[Start of Attachment]
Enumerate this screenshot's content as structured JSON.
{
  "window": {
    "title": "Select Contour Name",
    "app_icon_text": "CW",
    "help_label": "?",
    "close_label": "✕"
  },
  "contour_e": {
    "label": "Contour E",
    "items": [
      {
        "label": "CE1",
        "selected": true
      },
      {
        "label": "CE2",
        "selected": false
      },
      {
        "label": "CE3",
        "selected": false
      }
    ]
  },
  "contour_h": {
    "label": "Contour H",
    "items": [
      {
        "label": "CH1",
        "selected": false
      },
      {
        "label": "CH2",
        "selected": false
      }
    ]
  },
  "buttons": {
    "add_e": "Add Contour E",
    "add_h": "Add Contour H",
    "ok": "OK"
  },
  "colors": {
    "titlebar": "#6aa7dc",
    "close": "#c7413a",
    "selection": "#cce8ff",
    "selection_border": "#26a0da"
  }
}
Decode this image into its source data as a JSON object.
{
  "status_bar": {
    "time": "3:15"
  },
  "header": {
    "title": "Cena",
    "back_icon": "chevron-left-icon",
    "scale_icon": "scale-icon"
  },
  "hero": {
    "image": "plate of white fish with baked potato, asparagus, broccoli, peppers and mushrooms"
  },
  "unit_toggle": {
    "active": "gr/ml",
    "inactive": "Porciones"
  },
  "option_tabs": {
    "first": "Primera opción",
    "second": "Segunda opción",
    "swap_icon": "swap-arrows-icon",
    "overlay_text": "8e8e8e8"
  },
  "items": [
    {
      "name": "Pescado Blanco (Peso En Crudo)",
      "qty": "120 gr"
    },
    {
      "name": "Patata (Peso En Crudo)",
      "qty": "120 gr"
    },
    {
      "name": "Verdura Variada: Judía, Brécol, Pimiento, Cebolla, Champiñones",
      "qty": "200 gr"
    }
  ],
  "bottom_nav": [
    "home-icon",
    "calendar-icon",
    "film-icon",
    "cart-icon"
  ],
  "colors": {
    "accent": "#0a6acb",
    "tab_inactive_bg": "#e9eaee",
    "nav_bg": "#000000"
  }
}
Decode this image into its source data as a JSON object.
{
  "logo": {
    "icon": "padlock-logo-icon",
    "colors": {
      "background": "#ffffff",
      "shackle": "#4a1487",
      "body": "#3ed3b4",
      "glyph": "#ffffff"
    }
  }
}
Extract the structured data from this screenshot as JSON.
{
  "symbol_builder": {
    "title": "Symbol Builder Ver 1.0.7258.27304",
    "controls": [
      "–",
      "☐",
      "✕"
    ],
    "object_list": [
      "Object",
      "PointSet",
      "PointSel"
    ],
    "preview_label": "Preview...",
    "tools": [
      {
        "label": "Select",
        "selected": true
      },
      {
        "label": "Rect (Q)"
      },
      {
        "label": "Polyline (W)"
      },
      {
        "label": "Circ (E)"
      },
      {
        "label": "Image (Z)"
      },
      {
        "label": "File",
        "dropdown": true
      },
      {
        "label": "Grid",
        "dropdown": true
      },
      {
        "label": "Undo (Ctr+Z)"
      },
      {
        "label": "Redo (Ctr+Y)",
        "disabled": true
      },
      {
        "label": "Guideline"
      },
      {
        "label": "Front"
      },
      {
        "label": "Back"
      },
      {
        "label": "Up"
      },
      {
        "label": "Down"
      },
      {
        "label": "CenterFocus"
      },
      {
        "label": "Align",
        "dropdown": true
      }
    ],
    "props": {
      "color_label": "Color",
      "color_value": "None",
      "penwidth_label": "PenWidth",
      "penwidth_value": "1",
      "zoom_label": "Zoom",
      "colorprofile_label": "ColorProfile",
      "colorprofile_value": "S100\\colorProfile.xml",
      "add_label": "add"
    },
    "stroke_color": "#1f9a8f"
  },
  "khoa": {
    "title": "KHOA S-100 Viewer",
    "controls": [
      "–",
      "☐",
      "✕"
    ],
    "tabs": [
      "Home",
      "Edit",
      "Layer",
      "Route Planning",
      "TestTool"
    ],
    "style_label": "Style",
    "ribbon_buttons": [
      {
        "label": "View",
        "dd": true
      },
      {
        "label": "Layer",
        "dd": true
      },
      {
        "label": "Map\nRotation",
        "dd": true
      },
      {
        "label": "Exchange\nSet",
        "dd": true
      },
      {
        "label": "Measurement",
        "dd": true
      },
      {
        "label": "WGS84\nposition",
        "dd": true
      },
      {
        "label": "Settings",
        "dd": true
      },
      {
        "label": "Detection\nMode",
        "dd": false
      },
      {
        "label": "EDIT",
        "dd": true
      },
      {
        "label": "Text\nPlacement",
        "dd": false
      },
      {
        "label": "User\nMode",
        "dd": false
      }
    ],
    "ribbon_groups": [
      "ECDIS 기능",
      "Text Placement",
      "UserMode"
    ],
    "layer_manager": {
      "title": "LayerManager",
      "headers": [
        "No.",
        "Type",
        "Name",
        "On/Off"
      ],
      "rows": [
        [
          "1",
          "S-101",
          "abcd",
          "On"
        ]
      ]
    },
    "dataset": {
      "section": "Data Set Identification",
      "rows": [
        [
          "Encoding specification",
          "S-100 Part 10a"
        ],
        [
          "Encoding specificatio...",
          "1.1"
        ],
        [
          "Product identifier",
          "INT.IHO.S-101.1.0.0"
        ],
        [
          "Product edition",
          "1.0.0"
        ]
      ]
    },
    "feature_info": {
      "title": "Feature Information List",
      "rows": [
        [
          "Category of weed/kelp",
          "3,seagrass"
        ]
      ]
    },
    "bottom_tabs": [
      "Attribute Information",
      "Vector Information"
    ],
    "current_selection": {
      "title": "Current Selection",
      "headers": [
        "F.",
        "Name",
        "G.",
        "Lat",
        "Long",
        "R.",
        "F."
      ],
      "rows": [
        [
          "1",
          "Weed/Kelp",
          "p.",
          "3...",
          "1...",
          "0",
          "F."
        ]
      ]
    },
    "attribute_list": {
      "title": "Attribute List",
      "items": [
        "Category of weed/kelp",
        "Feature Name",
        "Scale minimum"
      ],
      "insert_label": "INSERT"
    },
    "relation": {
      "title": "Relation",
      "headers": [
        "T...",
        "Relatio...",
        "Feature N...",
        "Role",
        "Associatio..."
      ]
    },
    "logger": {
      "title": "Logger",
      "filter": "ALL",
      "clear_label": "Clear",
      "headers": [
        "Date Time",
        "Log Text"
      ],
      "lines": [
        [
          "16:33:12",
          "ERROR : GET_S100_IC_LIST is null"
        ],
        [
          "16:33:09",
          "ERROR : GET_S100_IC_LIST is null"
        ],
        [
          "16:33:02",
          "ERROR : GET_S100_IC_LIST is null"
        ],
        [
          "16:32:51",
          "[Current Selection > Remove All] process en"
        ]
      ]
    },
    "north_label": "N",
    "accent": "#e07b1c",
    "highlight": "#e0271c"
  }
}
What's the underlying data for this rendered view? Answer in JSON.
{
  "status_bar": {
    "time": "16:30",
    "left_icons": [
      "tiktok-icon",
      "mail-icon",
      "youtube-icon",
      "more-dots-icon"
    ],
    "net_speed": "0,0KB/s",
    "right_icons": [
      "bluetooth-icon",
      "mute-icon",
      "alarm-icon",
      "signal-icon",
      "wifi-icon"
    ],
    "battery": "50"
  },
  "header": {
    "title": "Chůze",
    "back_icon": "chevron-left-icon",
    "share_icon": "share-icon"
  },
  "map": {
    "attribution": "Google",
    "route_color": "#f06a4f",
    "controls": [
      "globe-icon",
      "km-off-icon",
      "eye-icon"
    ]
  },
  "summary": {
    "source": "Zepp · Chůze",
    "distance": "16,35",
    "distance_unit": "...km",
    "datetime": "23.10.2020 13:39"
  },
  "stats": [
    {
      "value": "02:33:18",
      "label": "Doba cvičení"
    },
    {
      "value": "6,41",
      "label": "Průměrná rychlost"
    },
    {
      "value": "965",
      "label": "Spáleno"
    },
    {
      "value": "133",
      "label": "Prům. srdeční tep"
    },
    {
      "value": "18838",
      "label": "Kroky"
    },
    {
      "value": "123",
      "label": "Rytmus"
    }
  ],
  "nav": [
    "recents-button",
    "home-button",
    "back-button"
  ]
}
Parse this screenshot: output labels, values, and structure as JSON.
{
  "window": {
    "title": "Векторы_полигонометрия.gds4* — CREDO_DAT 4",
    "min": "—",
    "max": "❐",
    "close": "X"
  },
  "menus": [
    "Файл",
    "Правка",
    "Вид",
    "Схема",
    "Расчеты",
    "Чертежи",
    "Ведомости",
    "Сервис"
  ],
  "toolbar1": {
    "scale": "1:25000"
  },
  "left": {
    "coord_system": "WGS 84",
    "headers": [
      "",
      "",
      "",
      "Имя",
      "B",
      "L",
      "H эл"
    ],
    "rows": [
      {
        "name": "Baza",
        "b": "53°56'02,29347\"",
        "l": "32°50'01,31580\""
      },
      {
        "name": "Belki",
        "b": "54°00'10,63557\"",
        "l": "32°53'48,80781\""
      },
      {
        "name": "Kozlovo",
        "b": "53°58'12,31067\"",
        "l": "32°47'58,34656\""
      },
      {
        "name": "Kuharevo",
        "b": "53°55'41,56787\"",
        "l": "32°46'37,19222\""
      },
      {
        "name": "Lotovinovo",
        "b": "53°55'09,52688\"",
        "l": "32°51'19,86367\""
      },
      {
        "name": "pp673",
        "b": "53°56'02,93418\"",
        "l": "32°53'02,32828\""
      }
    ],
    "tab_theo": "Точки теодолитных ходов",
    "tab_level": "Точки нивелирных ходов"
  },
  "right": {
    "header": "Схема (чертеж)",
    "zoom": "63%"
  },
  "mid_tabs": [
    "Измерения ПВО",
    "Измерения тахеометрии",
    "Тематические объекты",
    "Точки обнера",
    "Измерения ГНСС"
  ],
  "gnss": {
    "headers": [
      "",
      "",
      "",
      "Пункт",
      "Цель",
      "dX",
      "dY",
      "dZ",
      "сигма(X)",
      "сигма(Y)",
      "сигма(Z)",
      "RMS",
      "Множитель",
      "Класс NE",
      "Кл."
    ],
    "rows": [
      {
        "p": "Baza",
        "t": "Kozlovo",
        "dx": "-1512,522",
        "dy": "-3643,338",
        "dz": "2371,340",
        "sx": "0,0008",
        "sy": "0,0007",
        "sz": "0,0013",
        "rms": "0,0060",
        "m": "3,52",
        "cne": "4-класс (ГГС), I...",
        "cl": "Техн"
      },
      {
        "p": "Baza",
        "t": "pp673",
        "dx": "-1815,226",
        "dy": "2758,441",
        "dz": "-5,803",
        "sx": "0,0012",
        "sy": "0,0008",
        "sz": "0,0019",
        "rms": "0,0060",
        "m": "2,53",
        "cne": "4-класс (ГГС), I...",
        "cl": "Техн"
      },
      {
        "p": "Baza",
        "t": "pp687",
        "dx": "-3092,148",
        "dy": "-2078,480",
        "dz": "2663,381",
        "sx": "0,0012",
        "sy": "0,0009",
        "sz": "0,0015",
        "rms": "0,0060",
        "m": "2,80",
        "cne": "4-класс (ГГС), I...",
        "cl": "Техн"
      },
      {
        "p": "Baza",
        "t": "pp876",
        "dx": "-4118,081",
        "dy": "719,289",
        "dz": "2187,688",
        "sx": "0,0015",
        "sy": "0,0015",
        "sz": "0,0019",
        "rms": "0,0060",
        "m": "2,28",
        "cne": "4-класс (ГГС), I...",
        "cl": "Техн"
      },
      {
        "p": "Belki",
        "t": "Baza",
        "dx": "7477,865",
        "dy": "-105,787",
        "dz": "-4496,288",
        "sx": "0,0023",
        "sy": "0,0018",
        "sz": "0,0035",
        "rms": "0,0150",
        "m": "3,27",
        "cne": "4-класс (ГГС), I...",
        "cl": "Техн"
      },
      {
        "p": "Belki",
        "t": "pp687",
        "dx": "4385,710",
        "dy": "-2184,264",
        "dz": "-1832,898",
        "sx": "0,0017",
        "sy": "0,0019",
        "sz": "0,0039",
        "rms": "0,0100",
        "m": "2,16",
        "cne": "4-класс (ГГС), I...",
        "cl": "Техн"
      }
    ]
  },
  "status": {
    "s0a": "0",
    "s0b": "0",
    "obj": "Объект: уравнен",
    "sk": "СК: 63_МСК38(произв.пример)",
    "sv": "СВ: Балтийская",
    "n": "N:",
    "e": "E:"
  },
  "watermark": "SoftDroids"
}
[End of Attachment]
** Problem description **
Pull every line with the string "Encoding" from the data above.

** Solution to this problem **
          "Encoding specification",
          "Encoding specificatio...",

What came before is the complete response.